RoseAnne Spradlin, a New York City–based artist, has become known for her raw, luminous vision and provocative performance works. Spradlin first gained notice in the mid-1990’s for her searing performances in solos she choreographed for herself, including the critically acclaimed Last Day of Summer in 1996 and Ends of Mercy in 1997, both produced by The Kitchen in New York City. By 1999, Spradlin began to focus on making group works; her most recent works probe the performer’s inner state and observe the individuals onstage while they engage in what are often extravagant, even relentless, physical tasks. In the last five years her movement pieces have been cast alongside various constructions and environments created mostly from everyday materials used in unusual ways. In 2003, Spradlin received a New York Dance and Performance Award (BESSIE) for her 2002 work under/world; in 2007 she received a Guggenheim Fellowship in Choreography, capping a decade of significant creative work.
2014 MCAF & The FUND Recipient

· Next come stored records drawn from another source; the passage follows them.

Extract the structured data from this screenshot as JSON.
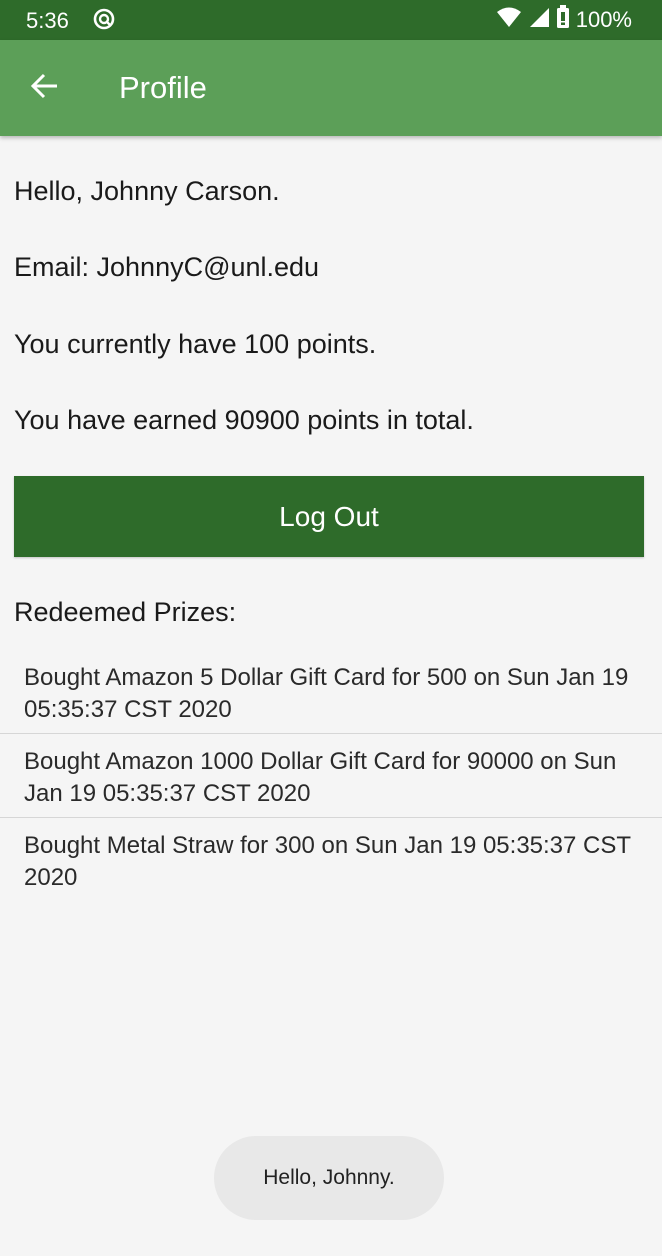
{
  "status_bar": {
    "time": "5:36",
    "battery": "100%",
    "icons": [
      "sync-icon",
      "wifi-icon",
      "signal-icon",
      "battery-icon"
    ]
  },
  "app_bar": {
    "title": "Profile",
    "back_icon": "arrow-back-icon"
  },
  "profile": {
    "greeting": "Hello, Johnny Carson.",
    "email": "Email: JohnnyC@unl.edu",
    "current_points": "You currently have 100 points.",
    "total_points": "You have earned 90900 points in total."
  },
  "logout": {
    "label": "Log Out"
  },
  "redeemed": {
    "heading": "Redeemed Prizes:",
    "items": [
      "Bought Amazon 5 Dollar Gift Card for 500 on Sun Jan 19 05:35:37 CST 2020",
      "Bought Amazon 1000 Dollar Gift Card for 90000 on Sun Jan 19 05:35:37 CST 2020",
      "Bought Metal Straw for 300 on Sun Jan 19 05:35:37 CST 2020"
    ]
  },
  "toast": {
    "message": "Hello, Johnny."
  },
  "colors": {
    "status_bar": "#2e6b2a",
    "app_bar": "#5c9f58",
    "button": "#2e6b2a",
    "background": "#f5f5f5"
  }
}
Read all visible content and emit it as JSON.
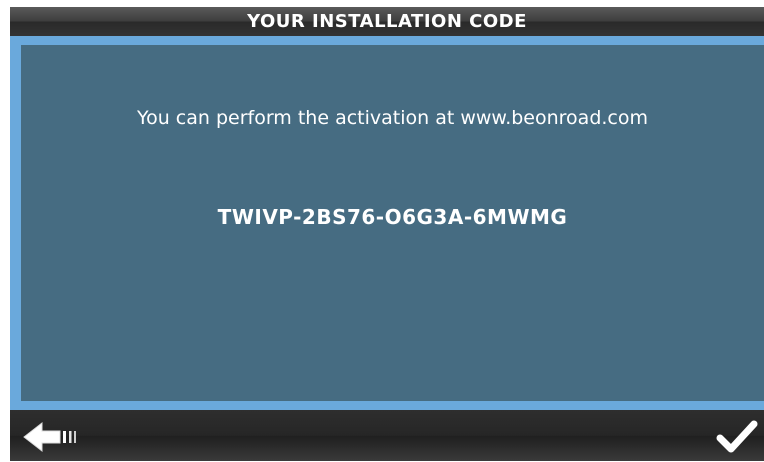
{
  "header": {
    "title": "YOUR INSTALLATION CODE"
  },
  "main": {
    "activation_message": "You can perform the activation at www.beonroad.com",
    "installation_code": "TWIVP-2BS76-O6G3A-6MWMG"
  },
  "footer": {
    "back_icon": "back-arrow-icon",
    "confirm_icon": "checkmark-icon"
  },
  "colors": {
    "title_bar": "#3e3e3e",
    "frame_border": "#6aa9dc",
    "panel_background": "#466c82",
    "text": "#ffffff"
  }
}
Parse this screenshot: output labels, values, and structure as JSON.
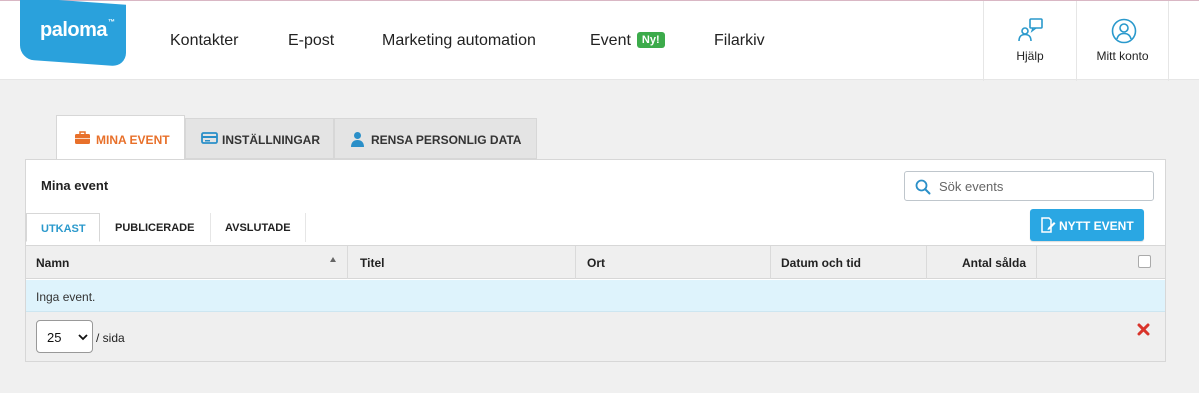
{
  "brand": {
    "name": "paloma",
    "trademark": "™",
    "color": "#2aa1dc"
  },
  "nav": [
    {
      "label": "Kontakter"
    },
    {
      "label": "E-post"
    },
    {
      "label": "Marketing automation"
    },
    {
      "label": "Event",
      "badge": "Ny!"
    },
    {
      "label": "Filarkiv"
    }
  ],
  "topbar_buttons": {
    "help": {
      "label": "Hjälp",
      "icon": "help-chat-icon"
    },
    "account": {
      "label": "Mitt konto",
      "icon": "user-circle-icon"
    }
  },
  "page_tabs": [
    {
      "label": "MINA EVENT",
      "icon": "briefcase-icon",
      "active": true
    },
    {
      "label": "INSTÄLLNINGAR",
      "icon": "card-icon"
    },
    {
      "label": "RENSA PERSONLIG DATA",
      "icon": "person-icon"
    }
  ],
  "panel": {
    "title": "Mina event",
    "search_placeholder": "Sök events",
    "sub_tabs": [
      {
        "label": "UTKAST",
        "active": true
      },
      {
        "label": "PUBLICERADE"
      },
      {
        "label": "AVSLUTADE"
      }
    ],
    "new_button": "NYTT EVENT",
    "columns": [
      "Namn",
      "Titel",
      "Ort",
      "Datum och tid",
      "Antal sålda"
    ],
    "sorted_column": "Namn",
    "empty_message": "Inga event.",
    "page_size": "25",
    "per_page_label": "/ sida"
  },
  "colors": {
    "accent": "#2aa7e3",
    "active_tab": "#e8702a",
    "badge": "#3cab4b",
    "empty_row": "#def3fc",
    "delete": "#d9342b"
  }
}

indelible disappearance is a dance work exploring the disappearance of women, fictional and real, by their own hand or by the hands of others, and attempts to answer the question of who is the villain.
Image credit: courtesy of the artist